TASK PROMPT »
Your answer must be every line of the data that holds the string "value".

Extracted data entries
☆ ☆ ☆

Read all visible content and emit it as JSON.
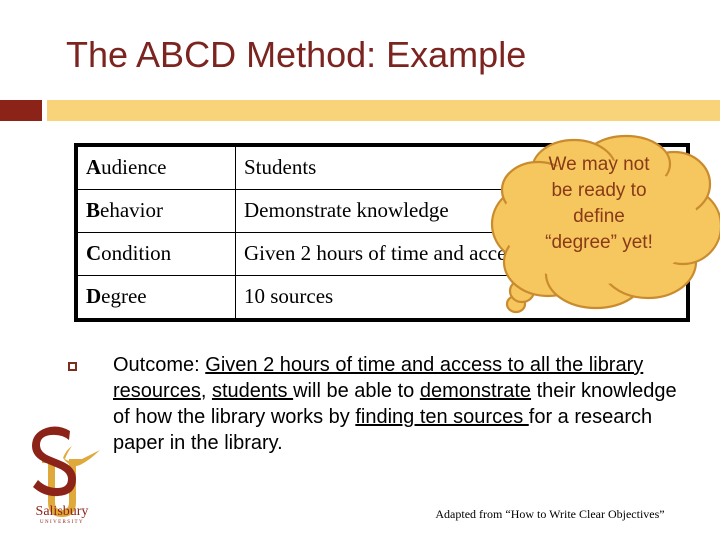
{
  "slide": {
    "title": "The ABCD Method: Example",
    "title_color": "#7B2420",
    "accent_block_color": "#8C2318",
    "accent_bar_color": "#F8D37A"
  },
  "table": {
    "rows": [
      {
        "initial": "A",
        "label_rest": "udience",
        "value": "Students"
      },
      {
        "initial": "B",
        "label_rest": "ehavior",
        "value": "Demonstrate knowledge"
      },
      {
        "initial": "C",
        "label_rest": "ondition",
        "value": "Given 2 hours of time and access"
      },
      {
        "initial": "D",
        "label_rest": "egree",
        "value": "10 sources"
      }
    ]
  },
  "bubble": {
    "fill_color": "#F5C75E",
    "stroke_color": "#C98B2E",
    "text_color": "#8A3A18",
    "lines": [
      "We may not",
      "be ready to",
      "define",
      "“degree” yet!"
    ]
  },
  "outcome": {
    "bullet_color": "#7B2E1E",
    "label": "Outcome: ",
    "segments": [
      {
        "text": "Given 2 hours of time and access to all the library resources",
        "underline": true
      },
      {
        "text": ", ",
        "underline": false
      },
      {
        "text": "students ",
        "underline": true
      },
      {
        "text": "will be able to ",
        "underline": false
      },
      {
        "text": "demonstrate",
        "underline": true
      },
      {
        "text": " their knowledge of how the library works by ",
        "underline": false
      },
      {
        "text": "finding ten sources ",
        "underline": true
      },
      {
        "text": "for a research paper in the library.",
        "underline": false
      }
    ]
  },
  "logo": {
    "s_color": "#8C2318",
    "u_color": "#E0A93C",
    "wordmark": "Salisbury",
    "subwordmark": "UNIVERSITY"
  },
  "footer": {
    "source_note": "Adapted from “How to Write Clear Objectives”"
  }
}
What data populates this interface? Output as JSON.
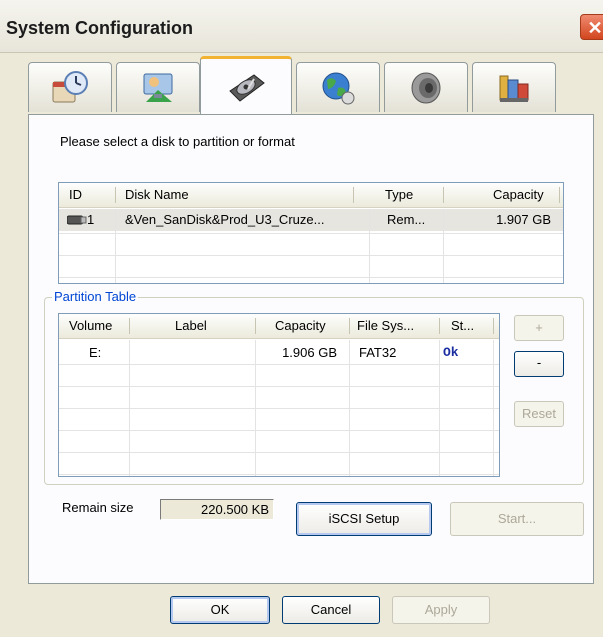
{
  "window": {
    "title": "System Configuration",
    "close_glyph": "✕"
  },
  "tabs": [
    {
      "icon": "clock-calendar-icon",
      "active": false
    },
    {
      "icon": "user-monitor-icon",
      "active": false
    },
    {
      "icon": "hard-disk-icon",
      "active": true
    },
    {
      "icon": "globe-network-icon",
      "active": false
    },
    {
      "icon": "speaker-icon",
      "active": false
    },
    {
      "icon": "toolbox-icon",
      "active": false
    }
  ],
  "disk_section": {
    "prompt": "Please select a disk to partition or format",
    "columns": [
      "ID",
      "Disk Name",
      "Type",
      "Capacity"
    ],
    "rows": [
      {
        "id": "1",
        "icon": "usb-drive-icon",
        "name": "&Ven_SanDisk&Prod_U3_Cruze...",
        "type": "Rem...",
        "capacity": "1.907 GB"
      }
    ]
  },
  "partition_table": {
    "label": "Partition Table",
    "columns": [
      "Volume",
      "Label",
      "Capacity",
      "File Sys...",
      "St..."
    ],
    "rows": [
      {
        "volume": "E:",
        "label": "",
        "capacity": "1.906 GB",
        "filesystem": "FAT32",
        "status": "Ok"
      }
    ],
    "buttons": {
      "add": "+",
      "remove": "-",
      "reset": "Reset"
    }
  },
  "remain": {
    "label": "Remain size",
    "value": "220.500 KB"
  },
  "actions": {
    "iscsi": "iSCSI Setup",
    "start": "Start..."
  },
  "footer": {
    "ok": "OK",
    "cancel": "Cancel",
    "apply": "Apply"
  },
  "colors": {
    "accent_tab": "#f2b333",
    "status_ok": "#1c2fa1",
    "group_label": "#0046d5"
  }
}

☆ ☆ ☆

SOLUTION TO THIS EXERCISE »
        "value": "Students"
        "value": "Demonstrate knowledge"
        "value": "Given 2 hours of time and access"
        "value": "10 sources"
    "value": "220.500 KB"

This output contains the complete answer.